[Items listed in a dataset]

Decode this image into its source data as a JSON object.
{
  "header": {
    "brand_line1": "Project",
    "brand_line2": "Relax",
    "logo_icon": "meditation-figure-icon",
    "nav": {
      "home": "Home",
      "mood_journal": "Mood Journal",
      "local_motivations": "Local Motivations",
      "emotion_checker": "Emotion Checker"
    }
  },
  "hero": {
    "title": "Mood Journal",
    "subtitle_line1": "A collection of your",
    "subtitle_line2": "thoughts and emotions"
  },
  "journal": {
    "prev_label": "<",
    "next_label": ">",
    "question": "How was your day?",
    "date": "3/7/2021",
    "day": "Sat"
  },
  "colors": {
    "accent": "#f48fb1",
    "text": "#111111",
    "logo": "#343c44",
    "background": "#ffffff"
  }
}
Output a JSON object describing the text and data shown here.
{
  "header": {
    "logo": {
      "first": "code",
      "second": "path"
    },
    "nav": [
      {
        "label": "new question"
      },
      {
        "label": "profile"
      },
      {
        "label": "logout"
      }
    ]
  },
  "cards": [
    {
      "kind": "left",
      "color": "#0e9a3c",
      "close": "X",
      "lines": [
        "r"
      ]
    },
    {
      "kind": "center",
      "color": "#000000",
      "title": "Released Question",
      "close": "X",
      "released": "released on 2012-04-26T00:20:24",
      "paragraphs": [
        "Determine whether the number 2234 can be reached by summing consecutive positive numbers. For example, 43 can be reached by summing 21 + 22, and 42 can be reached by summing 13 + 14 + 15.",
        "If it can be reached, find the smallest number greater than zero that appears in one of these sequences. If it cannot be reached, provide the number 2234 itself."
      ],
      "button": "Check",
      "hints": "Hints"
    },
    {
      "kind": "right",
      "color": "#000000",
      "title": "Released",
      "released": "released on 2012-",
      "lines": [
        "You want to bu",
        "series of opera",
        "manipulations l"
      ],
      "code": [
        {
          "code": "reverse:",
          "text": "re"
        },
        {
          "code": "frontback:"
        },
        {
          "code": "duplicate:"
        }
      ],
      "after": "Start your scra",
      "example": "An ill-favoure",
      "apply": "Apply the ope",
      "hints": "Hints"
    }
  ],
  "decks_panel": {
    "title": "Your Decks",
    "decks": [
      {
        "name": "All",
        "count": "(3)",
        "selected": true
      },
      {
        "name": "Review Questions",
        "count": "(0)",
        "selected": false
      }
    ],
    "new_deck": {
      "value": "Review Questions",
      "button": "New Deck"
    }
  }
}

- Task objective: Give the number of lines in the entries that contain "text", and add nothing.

- Result for this task: 3